Can Your Garden Recover from Weedkiller Damage?
When it comes to weeds, they are never straight forward. They pop up uninvited all over the lawn, spreading into the tiniest crevices, leaving long, relentless roots that refuse to meet their maker. It is a force of habit to reach for the weedkiller and spray haphazardly at the offending plants, however, if used incorrectly this can lead to disastrous consequences for your lawn and flowerbeds.
If you think you miss-read the label before your last weed purge, and have been left with scorched, brown grass, and wilted plants, then it could be time to match the symptoms with a solution. But first, we have to understand the effect that your weedkiller can have on your garden.
Contact Weedkiller Plants and grass that have been accidentally sprayed with contact weedkillers usually have a scorched appearance, or brown spots where the spray droplets landed on the leaves. Bulb foliage may emerge yellow if accidentally sprayed with contact weedkiller before it had died back in the previous year.
Hormonal Weedkillers Hormone or growth-regulating weedkillers leave grasses unharmed, but can cause damage to broad-leaved plants. The symptoms of this include: leaves growing narrowed, or in a cup shape; twisted or distorted leaf stalks; swollen stems, galls, or warts in brassicas and other plants, and plum shaped and distorted tomatoes with hollow centres.
How to Prevent and Remedy Weedkiller Damage Prevention is better than a cure, which is why understanding how your actions affect your garden is paramount to ensuring that you don’t accidently harm it. Here are a few points to bare in mind when safeguarding your garden against weedkiller damage.
- Only use weedkillers in the way described on the label.
- Wash out any sprayers or watering cans after use, and tip the rinsings on the treated area.
- Do not add the first lawn clippings to the compost heap after using lawn weedkiller, this could contaminate the compost.
- If treating lawns or soil, avoid stepping on the treated area, as this may spread the weedkiller into other areas of the garden.

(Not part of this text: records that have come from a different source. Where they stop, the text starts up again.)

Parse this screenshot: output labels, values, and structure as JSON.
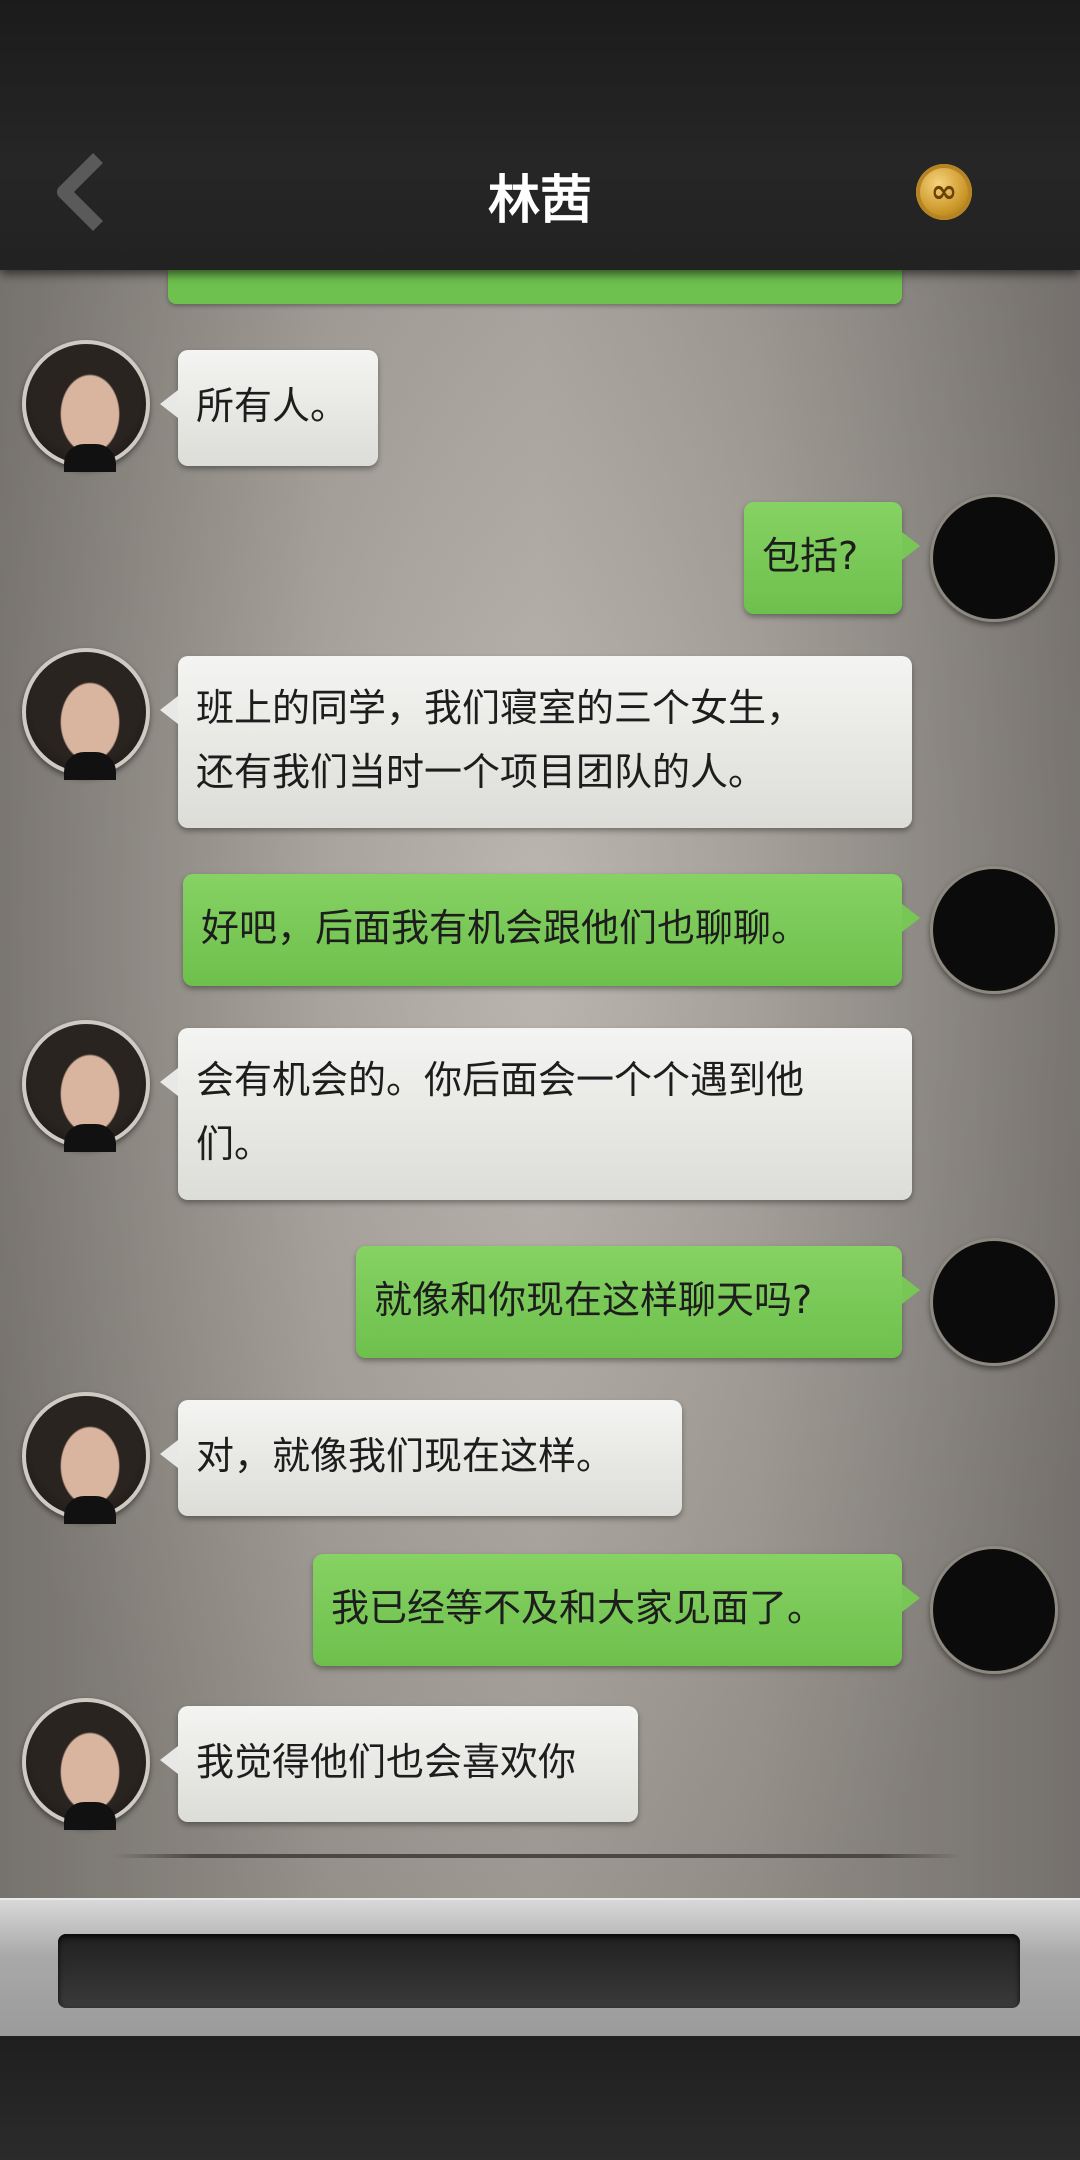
{
  "header": {
    "title": "林茜",
    "back_icon": "chevron-left-icon",
    "menu_icon": "infinity-coin-icon",
    "menu_glyph": "∞"
  },
  "messages": [
    {
      "side": "left",
      "text": "所有人。"
    },
    {
      "side": "right",
      "text": "包括?"
    },
    {
      "side": "left",
      "lines": [
        "班上的同学，我们寝室的三个女生，",
        "还有我们当时一个项目团队的人。"
      ]
    },
    {
      "side": "right",
      "text": "好吧，后面我有机会跟他们也聊聊。"
    },
    {
      "side": "left",
      "lines": [
        "会有机会的。你后面会一个个遇到他",
        "们。"
      ]
    },
    {
      "side": "right",
      "text": "就像和你现在这样聊天吗?"
    },
    {
      "side": "left",
      "text": "对，就像我们现在这样。"
    },
    {
      "side": "right",
      "text": "我已经等不及和大家见面了。"
    },
    {
      "side": "left",
      "text": "我觉得他们也会喜欢你"
    }
  ],
  "input": {
    "value": ""
  },
  "colors": {
    "accent_green": "#6fc14f",
    "header_bg": "#1e1e1e"
  }
}
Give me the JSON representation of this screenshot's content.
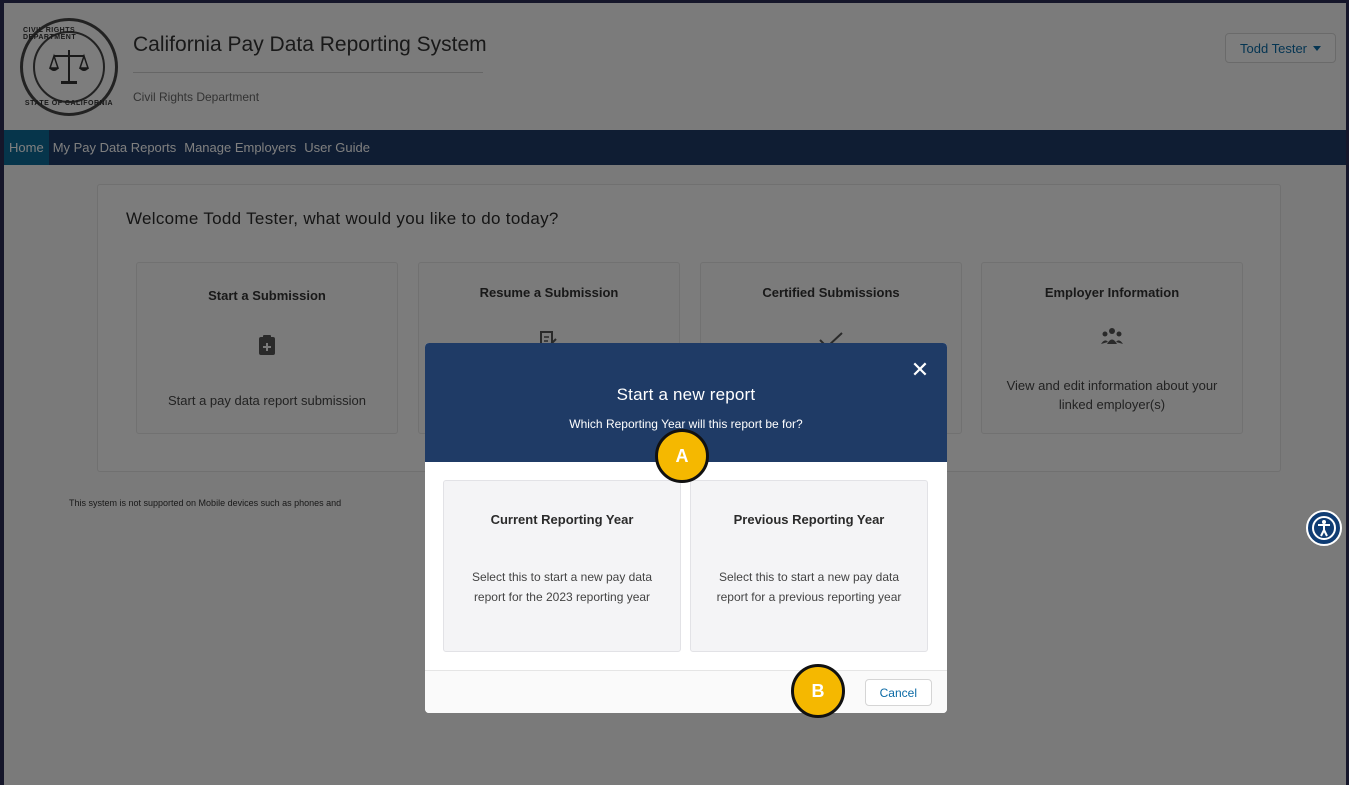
{
  "header": {
    "app_title": "California Pay Data Reporting System",
    "department": "Civil Rights Department",
    "seal_top": "CIVIL RIGHTS DEPARTMENT",
    "seal_bottom": "STATE OF CALIFORNIA",
    "user_menu": "Todd Tester"
  },
  "nav": {
    "items": [
      {
        "label": "Home",
        "active": true
      },
      {
        "label": "My Pay Data Reports"
      },
      {
        "label": "Manage Employers"
      },
      {
        "label": "User Guide"
      }
    ]
  },
  "main": {
    "welcome": "Welcome Todd Tester, what would you like to do today?",
    "tiles": [
      {
        "title": "Start a Submission",
        "icon": "clipboard-plus-icon",
        "desc": "Start a pay data report submission"
      },
      {
        "title": "Resume a Submission",
        "icon": "edit-document-icon",
        "desc": ""
      },
      {
        "title": "Certified Submissions",
        "icon": "checkmark-icon",
        "desc": ""
      },
      {
        "title": "Employer Information",
        "icon": "people-group-icon",
        "desc": "View and edit information about your linked employer(s)"
      }
    ],
    "notice": "This system is not supported on Mobile devices such as phones and"
  },
  "modal": {
    "title": "Start a new report",
    "subtitle": "Which Reporting Year will this report be for?",
    "close_glyph": "✕",
    "options": [
      {
        "title": "Current Reporting Year",
        "desc": "Select this to start a new pay data report for the 2023 reporting year"
      },
      {
        "title": "Previous Reporting Year",
        "desc": "Select this to start a new pay data report for a previous reporting year"
      }
    ],
    "cancel_label": "Cancel"
  },
  "markers": {
    "a": "A",
    "b": "B"
  },
  "colors": {
    "nav_bg": "#1f3b66",
    "nav_active": "#0d6a96",
    "link": "#0b6aa5",
    "marker": "#f5b800"
  }
}
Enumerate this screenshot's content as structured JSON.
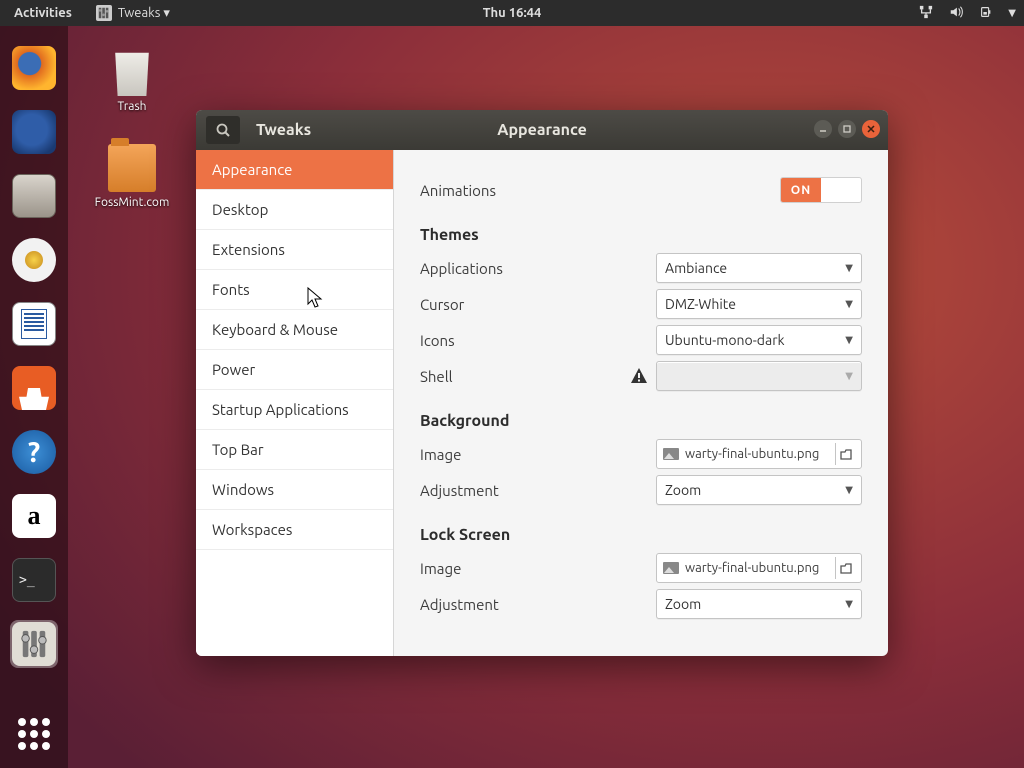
{
  "topbar": {
    "activities": "Activities",
    "app_menu": "Tweaks ▾",
    "clock": "Thu 16:44"
  },
  "desktop": {
    "trash": "Trash",
    "folder": "FossMint.com"
  },
  "window": {
    "title": "Tweaks",
    "subtitle": "Appearance"
  },
  "sidebar": {
    "items": [
      "Appearance",
      "Desktop",
      "Extensions",
      "Fonts",
      "Keyboard & Mouse",
      "Power",
      "Startup Applications",
      "Top Bar",
      "Windows",
      "Workspaces"
    ]
  },
  "panel": {
    "animations_label": "Animations",
    "toggle_on": "ON",
    "themes_heading": "Themes",
    "applications_label": "Applications",
    "applications_value": "Ambiance",
    "cursor_label": "Cursor",
    "cursor_value": "DMZ-White",
    "icons_label": "Icons",
    "icons_value": "Ubuntu-mono-dark",
    "shell_label": "Shell",
    "shell_value": "",
    "background_heading": "Background",
    "image_label": "Image",
    "bg_image_value": "warty-final-ubuntu.png",
    "adjustment_label": "Adjustment",
    "bg_adj_value": "Zoom",
    "lock_heading": "Lock Screen",
    "lock_image_value": "warty-final-ubuntu.png",
    "lock_adj_value": "Zoom"
  }
}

If damage has occurred... make sure to cut back any abnormal shoots, or those that are brown. Feeding and mulching damaged plants can help them to recover, however, if your damaged plants are beyond repair do not add them to your compost heap, as they can contaminate the batch. Don’t forget, that beans, carrots, lettuce, peas, and tomatoes affected by hormonal weedkiller can still be eaten. However, brassicas (except sprouts) do not usually recover and should be destroyed.